* _Activity_:
Copy out every line holding the string "subject" from the records below.

* _Information supplied_:

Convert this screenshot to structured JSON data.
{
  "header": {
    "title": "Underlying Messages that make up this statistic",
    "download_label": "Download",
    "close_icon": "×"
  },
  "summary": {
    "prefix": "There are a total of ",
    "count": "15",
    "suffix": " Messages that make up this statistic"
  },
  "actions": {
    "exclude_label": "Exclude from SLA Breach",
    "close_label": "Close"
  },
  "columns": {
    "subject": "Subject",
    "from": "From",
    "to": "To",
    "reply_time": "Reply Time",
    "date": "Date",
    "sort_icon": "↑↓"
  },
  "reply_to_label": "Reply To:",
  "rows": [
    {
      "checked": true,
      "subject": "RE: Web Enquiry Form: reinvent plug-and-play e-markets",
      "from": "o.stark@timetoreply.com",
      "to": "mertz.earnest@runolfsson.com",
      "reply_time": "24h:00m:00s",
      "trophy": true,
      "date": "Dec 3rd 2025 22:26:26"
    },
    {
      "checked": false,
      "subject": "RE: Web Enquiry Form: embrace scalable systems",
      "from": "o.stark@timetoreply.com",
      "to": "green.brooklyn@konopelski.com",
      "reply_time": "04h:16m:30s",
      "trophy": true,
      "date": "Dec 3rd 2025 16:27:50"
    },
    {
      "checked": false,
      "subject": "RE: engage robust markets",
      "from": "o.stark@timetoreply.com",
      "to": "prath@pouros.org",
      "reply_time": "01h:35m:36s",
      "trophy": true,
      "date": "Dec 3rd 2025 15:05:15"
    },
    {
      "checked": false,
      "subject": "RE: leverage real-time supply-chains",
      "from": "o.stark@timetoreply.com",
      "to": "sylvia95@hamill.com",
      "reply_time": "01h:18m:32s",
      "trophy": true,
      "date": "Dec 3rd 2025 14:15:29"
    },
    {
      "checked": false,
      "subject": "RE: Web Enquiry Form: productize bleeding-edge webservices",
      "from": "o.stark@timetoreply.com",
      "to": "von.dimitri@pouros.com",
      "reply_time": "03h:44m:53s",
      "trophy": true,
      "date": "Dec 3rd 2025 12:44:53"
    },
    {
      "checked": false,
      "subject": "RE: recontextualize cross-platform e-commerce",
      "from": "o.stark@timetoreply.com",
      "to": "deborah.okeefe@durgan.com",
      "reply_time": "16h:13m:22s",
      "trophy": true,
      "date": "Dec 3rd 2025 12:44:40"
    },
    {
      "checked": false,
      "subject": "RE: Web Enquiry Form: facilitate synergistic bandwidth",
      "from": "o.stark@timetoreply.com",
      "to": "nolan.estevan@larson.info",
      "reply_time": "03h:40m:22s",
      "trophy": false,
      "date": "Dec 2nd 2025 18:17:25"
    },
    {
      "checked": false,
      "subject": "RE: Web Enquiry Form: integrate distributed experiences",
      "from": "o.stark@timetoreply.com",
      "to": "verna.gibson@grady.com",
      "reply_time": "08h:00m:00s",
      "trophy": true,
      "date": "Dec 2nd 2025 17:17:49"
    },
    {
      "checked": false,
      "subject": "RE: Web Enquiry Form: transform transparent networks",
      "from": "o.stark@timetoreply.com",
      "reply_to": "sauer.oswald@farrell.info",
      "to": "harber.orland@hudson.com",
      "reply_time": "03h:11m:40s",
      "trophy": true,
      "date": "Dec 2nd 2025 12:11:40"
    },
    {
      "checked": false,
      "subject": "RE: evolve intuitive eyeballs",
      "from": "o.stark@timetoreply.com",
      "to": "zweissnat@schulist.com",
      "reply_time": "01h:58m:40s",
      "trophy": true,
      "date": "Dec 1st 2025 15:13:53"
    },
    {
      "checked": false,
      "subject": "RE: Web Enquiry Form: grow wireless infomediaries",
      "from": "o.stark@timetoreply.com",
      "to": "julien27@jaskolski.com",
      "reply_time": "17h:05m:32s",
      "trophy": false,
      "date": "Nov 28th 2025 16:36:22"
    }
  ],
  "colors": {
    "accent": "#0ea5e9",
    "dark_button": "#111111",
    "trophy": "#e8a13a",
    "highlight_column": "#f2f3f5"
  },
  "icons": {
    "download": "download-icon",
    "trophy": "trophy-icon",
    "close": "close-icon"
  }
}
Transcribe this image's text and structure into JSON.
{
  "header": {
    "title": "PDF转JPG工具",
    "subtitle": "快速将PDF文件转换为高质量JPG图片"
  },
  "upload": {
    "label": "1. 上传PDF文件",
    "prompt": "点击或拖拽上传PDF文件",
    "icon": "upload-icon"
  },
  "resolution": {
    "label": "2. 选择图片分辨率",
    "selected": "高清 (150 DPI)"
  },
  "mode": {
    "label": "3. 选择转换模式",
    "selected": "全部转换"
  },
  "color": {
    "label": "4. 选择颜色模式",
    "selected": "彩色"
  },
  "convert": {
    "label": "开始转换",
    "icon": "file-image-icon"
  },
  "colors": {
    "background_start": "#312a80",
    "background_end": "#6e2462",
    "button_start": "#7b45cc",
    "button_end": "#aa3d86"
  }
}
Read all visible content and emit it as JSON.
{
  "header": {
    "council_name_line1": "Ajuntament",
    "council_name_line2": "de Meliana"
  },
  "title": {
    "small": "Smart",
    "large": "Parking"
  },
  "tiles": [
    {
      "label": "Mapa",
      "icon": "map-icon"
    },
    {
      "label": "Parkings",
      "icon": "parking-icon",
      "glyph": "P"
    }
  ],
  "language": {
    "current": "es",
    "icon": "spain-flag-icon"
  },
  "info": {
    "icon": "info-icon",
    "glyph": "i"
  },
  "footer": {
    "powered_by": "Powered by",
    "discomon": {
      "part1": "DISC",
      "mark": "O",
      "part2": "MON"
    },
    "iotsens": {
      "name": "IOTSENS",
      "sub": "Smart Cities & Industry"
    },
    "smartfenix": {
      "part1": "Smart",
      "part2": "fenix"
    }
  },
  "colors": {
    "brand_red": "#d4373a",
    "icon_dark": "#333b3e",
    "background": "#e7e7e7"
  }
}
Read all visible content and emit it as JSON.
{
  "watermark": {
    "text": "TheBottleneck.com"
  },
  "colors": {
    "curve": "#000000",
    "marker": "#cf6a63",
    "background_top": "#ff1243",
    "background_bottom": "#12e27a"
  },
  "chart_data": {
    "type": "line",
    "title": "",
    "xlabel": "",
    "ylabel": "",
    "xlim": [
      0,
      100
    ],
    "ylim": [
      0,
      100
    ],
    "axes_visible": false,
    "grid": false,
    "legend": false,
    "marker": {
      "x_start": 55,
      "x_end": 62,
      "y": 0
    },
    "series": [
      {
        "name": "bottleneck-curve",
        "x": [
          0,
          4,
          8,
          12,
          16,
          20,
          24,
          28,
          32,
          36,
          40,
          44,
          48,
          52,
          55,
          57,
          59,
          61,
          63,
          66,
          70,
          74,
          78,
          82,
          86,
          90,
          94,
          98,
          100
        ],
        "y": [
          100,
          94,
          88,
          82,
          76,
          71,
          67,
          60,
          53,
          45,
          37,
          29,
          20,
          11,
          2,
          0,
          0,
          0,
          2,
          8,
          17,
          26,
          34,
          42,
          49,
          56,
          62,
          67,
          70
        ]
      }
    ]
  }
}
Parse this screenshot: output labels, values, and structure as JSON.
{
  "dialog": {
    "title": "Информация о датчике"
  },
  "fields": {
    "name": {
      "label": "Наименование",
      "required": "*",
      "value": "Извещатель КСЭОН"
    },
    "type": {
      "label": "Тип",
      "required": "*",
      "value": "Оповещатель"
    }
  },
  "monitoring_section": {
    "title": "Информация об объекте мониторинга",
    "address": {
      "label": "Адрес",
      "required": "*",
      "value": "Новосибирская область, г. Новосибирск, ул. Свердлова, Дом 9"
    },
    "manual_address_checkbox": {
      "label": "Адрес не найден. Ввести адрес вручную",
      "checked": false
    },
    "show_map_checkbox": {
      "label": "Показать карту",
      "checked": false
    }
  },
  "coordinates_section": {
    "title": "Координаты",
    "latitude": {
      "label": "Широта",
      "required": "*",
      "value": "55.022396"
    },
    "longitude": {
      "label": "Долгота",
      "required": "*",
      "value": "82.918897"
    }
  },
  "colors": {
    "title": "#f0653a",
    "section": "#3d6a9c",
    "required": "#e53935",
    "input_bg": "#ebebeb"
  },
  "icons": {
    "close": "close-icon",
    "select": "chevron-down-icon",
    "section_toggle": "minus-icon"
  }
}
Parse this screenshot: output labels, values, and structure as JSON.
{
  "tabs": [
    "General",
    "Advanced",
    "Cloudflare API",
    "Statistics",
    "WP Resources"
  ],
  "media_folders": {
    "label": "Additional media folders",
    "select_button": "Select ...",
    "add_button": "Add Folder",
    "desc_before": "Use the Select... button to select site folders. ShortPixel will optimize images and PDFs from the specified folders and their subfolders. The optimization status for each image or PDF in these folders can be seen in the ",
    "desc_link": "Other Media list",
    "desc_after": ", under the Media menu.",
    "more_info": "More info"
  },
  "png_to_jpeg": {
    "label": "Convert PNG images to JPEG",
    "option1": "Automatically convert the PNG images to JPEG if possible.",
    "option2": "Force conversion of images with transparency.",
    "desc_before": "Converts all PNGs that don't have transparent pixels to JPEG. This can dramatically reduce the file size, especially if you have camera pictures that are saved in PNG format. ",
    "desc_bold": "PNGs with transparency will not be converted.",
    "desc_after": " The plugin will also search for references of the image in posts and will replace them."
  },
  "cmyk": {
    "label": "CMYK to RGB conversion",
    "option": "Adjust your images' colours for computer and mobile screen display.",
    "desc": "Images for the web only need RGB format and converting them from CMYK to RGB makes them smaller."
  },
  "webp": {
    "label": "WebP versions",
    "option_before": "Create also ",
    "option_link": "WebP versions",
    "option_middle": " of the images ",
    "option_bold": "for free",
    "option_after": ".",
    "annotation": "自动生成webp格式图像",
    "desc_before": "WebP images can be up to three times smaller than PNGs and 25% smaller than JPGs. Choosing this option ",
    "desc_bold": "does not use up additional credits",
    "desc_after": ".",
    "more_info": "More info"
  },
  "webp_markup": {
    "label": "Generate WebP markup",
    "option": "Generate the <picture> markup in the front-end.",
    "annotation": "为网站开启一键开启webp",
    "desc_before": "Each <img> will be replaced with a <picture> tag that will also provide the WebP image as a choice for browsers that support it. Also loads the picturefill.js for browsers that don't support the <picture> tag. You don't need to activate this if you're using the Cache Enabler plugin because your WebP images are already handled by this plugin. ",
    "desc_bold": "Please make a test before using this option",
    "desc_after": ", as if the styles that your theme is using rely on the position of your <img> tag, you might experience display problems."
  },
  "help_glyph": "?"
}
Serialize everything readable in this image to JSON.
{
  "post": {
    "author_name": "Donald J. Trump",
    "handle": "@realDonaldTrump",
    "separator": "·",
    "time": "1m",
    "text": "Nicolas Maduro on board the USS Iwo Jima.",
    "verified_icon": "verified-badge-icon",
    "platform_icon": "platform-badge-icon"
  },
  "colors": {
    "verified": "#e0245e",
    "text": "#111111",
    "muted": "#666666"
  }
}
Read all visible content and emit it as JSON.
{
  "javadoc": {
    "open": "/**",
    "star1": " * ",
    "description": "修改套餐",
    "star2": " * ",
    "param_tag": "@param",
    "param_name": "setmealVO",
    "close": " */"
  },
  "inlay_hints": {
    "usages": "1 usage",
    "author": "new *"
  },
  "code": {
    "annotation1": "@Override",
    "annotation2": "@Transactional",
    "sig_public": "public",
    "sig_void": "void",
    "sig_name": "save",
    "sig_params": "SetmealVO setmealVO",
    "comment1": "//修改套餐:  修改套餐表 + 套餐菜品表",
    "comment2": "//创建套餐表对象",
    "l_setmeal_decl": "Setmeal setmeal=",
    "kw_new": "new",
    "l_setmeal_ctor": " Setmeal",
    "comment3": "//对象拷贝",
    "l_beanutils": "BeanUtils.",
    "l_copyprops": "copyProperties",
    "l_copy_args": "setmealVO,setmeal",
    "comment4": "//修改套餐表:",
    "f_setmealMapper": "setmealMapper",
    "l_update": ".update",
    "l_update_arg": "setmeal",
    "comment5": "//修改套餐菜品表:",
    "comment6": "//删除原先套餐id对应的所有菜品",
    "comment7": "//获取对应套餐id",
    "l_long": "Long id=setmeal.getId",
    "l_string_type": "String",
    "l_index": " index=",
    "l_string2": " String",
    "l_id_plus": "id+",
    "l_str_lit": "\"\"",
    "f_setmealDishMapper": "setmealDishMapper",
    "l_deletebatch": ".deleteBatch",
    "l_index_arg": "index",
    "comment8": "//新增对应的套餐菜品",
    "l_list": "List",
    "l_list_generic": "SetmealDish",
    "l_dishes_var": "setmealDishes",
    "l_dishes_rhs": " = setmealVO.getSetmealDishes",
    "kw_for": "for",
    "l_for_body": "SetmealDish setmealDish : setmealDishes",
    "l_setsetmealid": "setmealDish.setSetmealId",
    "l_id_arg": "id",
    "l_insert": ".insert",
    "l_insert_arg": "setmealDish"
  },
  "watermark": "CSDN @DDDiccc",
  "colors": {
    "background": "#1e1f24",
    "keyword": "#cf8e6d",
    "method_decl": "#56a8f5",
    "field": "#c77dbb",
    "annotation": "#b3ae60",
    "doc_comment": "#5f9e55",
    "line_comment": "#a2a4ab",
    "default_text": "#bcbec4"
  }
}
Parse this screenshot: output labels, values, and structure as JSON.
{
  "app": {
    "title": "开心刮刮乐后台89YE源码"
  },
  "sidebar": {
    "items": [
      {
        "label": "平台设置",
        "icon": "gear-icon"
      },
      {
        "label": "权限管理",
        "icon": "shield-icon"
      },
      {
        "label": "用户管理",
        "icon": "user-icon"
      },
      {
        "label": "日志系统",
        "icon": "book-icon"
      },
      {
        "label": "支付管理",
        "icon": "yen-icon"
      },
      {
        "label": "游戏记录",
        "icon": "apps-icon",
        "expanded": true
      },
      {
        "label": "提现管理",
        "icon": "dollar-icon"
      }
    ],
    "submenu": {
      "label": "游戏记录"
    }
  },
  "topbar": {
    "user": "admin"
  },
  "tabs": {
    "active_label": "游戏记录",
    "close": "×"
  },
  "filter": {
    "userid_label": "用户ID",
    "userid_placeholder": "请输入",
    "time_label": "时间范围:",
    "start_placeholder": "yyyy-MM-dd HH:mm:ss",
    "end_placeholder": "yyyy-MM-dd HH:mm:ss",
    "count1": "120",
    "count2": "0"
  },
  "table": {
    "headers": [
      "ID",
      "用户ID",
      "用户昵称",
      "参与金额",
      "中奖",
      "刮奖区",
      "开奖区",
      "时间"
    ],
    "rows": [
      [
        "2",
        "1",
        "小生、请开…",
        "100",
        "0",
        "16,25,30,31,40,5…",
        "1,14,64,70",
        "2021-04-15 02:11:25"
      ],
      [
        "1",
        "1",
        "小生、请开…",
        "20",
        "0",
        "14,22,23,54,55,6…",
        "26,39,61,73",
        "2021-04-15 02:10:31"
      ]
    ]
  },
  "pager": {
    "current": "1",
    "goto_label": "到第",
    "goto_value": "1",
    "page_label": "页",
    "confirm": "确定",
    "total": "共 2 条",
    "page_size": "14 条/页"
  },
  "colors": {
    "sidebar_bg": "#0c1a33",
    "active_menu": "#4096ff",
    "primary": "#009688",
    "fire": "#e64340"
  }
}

* _Answer to this task_:
    "subject": "Subject",
      "subject": "RE: Web Enquiry Form: reinvent plug-and-play e-markets",
      "subject": "RE: Web Enquiry Form: embrace scalable systems",
      "subject": "RE: engage robust markets",
      "subject": "RE: leverage real-time supply-chains",
      "subject": "RE: Web Enquiry Form: productize bleeding-edge webservices",
      "subject": "RE: recontextualize cross-platform e-commerce",
      "subject": "RE: Web Enquiry Form: facilitate synergistic bandwidth",
      "subject": "RE: Web Enquiry Form: integrate distributed experiences",
      "subject": "RE: Web Enquiry Form: transform transparent networks",
      "subject": "RE: evolve intuitive eyeballs",
      "subject": "RE: Web Enquiry Form: grow wireless infomediaries",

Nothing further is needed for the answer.